But of this year's top-10 Passing NEP quarterbacks (Aaron Rodgers, Peyton Manning, Roethlisberger, Tony Romo, Tom Brady, Drew Brees, Andrew Luck, Ryan, Philip Rivers, and Joe Flacco), none declined in Passing NEP in each of their first three seasons with at least 200 drop backs.

Too Early to Tell

The problem is that Wilson, despite declining passing metrics, is still really good, and that's a good problem to have. He just posted the second-best Rushing NEP season by a player since 2000, but unless he continues to run the ball at near-record-breaking efficiency and volume, then his Total NEP is going to take a dive if his Passing NEP continues to drop.

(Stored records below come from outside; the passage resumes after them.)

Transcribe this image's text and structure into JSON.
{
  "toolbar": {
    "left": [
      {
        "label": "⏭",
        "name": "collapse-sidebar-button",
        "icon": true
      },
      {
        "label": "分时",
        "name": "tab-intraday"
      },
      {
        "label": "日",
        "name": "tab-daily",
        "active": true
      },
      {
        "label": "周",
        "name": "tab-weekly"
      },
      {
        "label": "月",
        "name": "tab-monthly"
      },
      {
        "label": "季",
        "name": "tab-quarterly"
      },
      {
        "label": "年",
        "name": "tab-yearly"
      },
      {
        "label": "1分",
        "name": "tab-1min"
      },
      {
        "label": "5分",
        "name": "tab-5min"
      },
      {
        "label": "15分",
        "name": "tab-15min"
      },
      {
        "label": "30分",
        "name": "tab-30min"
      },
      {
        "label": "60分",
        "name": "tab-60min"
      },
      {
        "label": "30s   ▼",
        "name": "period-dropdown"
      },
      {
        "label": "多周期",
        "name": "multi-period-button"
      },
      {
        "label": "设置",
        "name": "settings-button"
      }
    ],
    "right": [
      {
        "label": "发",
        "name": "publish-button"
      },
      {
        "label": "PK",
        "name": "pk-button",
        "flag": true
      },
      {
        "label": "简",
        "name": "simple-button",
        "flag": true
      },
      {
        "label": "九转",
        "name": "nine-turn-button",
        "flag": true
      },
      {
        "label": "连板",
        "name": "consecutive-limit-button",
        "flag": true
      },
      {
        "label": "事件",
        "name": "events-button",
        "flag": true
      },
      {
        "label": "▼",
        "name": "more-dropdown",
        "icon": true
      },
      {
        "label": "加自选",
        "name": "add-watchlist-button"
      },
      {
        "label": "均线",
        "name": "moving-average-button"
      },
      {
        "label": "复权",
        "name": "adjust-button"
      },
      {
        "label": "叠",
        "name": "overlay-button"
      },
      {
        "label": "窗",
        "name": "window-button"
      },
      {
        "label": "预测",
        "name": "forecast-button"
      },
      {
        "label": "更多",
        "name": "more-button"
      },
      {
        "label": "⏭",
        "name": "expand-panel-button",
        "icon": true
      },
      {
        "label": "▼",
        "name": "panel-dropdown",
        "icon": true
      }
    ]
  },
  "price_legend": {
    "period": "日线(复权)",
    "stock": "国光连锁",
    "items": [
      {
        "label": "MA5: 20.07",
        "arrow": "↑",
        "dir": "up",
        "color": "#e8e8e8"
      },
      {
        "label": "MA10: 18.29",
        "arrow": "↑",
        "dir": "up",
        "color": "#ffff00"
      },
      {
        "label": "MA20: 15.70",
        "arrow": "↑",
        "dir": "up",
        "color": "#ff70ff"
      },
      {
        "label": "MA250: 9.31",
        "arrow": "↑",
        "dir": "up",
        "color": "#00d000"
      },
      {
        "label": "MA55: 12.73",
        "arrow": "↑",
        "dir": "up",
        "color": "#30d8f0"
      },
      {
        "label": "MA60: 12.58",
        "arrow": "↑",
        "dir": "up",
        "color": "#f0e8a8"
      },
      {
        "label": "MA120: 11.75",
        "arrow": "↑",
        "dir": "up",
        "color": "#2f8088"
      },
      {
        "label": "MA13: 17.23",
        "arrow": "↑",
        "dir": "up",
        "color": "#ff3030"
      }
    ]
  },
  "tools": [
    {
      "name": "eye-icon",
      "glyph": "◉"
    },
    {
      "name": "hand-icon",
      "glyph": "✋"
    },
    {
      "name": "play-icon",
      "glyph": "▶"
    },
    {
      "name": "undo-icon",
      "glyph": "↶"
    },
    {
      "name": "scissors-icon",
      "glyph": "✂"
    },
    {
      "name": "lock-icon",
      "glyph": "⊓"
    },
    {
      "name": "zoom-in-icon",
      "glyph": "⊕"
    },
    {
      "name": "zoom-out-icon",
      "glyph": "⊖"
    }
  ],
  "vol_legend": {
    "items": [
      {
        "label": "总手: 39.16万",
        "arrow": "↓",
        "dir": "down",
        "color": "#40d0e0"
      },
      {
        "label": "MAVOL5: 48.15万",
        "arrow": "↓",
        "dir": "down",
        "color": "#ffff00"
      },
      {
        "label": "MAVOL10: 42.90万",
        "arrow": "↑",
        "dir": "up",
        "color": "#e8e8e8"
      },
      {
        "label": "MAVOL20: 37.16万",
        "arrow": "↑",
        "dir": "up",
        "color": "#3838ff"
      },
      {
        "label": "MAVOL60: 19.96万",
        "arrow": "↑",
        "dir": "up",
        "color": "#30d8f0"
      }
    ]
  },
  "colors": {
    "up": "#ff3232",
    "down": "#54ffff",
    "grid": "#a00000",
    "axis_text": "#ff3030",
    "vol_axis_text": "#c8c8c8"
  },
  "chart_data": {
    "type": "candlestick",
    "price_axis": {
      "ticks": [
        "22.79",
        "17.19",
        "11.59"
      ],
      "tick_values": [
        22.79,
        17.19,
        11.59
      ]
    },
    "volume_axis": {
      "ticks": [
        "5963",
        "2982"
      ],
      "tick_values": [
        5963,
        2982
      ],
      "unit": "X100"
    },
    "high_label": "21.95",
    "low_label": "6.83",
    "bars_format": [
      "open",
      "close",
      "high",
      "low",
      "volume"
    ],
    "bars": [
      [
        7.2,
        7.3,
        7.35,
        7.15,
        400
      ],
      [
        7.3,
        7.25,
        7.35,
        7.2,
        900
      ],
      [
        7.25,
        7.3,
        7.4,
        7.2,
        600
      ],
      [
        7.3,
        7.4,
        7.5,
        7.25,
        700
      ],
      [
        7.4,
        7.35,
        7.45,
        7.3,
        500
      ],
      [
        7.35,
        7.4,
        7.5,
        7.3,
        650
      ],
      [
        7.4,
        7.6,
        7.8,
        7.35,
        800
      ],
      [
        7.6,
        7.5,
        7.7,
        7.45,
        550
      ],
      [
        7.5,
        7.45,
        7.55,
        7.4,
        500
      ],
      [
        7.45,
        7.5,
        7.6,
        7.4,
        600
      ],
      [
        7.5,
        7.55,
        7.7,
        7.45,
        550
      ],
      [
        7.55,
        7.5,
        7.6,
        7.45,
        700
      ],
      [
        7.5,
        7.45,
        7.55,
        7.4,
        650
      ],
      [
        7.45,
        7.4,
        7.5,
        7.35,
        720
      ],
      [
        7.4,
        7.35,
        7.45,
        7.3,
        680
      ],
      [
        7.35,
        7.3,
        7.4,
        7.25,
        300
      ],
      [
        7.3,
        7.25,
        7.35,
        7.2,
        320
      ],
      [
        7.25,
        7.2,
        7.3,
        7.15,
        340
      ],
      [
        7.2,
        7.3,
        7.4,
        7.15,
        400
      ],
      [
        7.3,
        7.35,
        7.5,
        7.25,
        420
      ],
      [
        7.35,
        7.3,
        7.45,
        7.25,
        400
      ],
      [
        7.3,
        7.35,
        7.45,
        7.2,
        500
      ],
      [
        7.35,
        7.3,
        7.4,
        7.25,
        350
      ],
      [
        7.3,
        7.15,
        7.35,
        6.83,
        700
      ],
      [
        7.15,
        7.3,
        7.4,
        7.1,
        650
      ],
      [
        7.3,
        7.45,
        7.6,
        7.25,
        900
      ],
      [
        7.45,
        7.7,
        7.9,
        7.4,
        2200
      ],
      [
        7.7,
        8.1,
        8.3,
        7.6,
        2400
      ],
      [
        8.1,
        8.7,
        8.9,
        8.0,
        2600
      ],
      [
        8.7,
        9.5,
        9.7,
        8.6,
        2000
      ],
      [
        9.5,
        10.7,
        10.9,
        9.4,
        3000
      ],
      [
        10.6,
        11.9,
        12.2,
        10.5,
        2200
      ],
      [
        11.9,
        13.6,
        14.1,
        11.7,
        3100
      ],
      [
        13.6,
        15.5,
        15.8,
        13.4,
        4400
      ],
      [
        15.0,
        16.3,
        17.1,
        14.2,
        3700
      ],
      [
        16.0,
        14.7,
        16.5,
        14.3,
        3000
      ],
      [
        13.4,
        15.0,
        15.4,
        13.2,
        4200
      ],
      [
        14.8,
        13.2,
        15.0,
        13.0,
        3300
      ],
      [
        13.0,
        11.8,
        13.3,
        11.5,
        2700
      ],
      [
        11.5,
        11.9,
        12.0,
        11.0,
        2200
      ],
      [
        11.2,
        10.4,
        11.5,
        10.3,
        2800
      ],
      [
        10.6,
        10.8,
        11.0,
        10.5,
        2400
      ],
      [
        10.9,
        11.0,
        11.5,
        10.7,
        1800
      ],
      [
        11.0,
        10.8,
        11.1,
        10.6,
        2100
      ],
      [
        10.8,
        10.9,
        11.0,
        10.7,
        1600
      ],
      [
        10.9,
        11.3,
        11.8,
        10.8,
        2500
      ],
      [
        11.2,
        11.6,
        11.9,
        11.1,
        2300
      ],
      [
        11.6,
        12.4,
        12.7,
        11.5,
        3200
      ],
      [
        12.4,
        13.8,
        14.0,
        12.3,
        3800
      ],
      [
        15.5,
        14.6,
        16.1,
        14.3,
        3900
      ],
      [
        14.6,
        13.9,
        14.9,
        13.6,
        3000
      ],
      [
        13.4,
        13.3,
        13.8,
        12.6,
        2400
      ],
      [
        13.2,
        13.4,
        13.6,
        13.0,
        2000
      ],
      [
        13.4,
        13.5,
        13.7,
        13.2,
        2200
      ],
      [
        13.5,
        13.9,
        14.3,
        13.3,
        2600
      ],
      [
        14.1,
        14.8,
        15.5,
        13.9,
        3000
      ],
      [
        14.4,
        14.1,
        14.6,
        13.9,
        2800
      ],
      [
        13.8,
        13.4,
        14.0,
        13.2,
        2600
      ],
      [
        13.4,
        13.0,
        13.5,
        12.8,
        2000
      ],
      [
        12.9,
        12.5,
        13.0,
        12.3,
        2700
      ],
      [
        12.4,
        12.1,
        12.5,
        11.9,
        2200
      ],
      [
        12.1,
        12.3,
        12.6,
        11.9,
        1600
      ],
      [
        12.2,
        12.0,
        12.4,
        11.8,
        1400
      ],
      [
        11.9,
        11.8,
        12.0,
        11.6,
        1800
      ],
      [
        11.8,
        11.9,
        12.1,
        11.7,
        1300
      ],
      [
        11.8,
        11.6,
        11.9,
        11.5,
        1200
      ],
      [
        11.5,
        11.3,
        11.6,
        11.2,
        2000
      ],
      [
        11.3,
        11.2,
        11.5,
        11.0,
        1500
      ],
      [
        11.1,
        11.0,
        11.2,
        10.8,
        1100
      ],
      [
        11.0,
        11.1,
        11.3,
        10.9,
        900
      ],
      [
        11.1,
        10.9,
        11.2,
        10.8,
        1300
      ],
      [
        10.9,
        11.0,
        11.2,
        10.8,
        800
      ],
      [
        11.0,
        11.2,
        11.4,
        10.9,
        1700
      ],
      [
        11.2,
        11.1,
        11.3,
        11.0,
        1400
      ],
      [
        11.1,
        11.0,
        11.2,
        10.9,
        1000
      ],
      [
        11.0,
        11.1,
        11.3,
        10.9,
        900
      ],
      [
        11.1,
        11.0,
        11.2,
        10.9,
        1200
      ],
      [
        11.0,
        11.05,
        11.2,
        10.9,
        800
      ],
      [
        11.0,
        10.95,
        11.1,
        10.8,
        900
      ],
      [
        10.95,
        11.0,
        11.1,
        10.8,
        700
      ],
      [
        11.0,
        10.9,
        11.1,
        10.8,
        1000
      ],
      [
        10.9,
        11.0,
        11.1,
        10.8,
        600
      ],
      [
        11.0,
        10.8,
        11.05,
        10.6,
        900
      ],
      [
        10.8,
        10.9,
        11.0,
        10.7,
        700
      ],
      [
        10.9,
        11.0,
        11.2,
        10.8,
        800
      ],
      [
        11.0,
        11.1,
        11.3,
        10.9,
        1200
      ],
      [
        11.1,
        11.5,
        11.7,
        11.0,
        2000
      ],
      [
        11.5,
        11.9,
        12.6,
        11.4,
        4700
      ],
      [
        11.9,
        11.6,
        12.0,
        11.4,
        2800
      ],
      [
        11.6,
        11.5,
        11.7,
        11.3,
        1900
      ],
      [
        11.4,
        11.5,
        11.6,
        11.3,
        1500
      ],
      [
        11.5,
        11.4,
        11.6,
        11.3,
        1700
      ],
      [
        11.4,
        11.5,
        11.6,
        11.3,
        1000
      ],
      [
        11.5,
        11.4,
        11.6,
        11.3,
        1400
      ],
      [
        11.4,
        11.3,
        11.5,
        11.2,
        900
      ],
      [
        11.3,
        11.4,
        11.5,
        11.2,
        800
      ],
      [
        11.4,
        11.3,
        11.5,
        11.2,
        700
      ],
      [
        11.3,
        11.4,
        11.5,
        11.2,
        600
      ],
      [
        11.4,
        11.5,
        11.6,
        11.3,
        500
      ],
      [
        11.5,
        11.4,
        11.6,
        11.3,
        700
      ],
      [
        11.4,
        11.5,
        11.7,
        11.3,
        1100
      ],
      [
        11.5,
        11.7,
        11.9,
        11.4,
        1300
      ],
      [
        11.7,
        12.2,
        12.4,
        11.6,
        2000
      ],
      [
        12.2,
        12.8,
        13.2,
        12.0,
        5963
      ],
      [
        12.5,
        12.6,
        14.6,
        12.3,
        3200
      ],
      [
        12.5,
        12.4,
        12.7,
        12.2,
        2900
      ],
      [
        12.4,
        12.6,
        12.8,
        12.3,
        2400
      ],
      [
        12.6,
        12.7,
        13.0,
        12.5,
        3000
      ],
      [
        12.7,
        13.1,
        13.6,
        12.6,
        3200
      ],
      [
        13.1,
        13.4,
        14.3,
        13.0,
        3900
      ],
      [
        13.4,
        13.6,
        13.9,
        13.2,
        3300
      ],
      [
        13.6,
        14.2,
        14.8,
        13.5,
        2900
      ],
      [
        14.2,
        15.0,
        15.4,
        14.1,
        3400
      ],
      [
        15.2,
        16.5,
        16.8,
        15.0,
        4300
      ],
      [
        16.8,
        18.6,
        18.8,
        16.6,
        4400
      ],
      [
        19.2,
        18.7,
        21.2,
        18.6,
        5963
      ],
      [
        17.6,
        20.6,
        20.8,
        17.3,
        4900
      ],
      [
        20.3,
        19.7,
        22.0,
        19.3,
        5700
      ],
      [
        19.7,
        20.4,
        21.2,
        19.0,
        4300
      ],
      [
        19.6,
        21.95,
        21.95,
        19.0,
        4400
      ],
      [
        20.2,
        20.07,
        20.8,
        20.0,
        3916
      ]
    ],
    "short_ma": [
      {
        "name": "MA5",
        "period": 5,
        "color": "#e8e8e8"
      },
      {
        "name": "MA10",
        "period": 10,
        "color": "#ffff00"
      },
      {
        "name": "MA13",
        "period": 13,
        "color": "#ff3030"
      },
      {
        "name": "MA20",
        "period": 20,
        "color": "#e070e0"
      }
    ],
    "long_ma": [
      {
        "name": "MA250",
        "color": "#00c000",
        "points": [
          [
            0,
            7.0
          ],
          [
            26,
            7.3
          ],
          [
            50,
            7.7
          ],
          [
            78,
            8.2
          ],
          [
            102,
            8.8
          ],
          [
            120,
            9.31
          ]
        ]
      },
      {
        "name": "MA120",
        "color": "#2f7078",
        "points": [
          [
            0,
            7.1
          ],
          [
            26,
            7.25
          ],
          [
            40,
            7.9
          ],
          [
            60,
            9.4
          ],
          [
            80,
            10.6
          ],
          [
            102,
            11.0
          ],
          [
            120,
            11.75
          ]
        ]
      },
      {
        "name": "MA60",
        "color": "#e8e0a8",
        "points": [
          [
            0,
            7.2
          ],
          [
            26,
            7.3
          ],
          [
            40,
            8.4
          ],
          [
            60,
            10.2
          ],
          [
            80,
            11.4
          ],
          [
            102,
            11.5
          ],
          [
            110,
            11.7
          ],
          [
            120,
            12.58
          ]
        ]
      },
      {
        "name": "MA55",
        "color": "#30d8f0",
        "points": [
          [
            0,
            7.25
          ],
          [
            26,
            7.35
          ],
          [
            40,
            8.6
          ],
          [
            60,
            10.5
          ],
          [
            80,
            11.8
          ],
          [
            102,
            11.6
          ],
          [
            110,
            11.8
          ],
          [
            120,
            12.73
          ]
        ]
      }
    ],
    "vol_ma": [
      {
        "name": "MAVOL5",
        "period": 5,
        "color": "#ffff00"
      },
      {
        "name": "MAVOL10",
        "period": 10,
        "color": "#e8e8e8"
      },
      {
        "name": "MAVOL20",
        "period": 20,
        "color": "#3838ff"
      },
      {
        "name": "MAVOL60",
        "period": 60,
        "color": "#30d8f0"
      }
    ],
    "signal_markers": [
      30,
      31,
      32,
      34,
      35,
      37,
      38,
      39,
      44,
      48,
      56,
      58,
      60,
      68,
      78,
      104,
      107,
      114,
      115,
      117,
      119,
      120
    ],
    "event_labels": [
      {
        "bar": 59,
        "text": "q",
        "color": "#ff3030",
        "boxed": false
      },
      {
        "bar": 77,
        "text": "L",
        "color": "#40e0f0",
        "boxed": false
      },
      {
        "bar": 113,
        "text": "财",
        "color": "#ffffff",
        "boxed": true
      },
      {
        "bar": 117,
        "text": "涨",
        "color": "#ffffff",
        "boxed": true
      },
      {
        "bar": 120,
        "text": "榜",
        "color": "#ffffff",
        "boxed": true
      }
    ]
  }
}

Despite a historic rushing campaign, his Total NEP was just barely inside the top 10.

You can say that he's a fantastic runner -- and he his -- but unless his passing improves, his ceiling is capped unless he somehow begins shattering rushing records.

Wilson might end up with two Super Bowl rings through three seasons, yeah, and you can't ask for much more than that. You also can't fault him for entering the league at a higher level in terms of passing than other rookies did, leaving him little in the way of trending upward early on.

But if we want to look at Wilson as a passer and an overall quarterback going forward, then there is actually some cause for concern if his passing metrics continue to plummet and his legs can't keep up.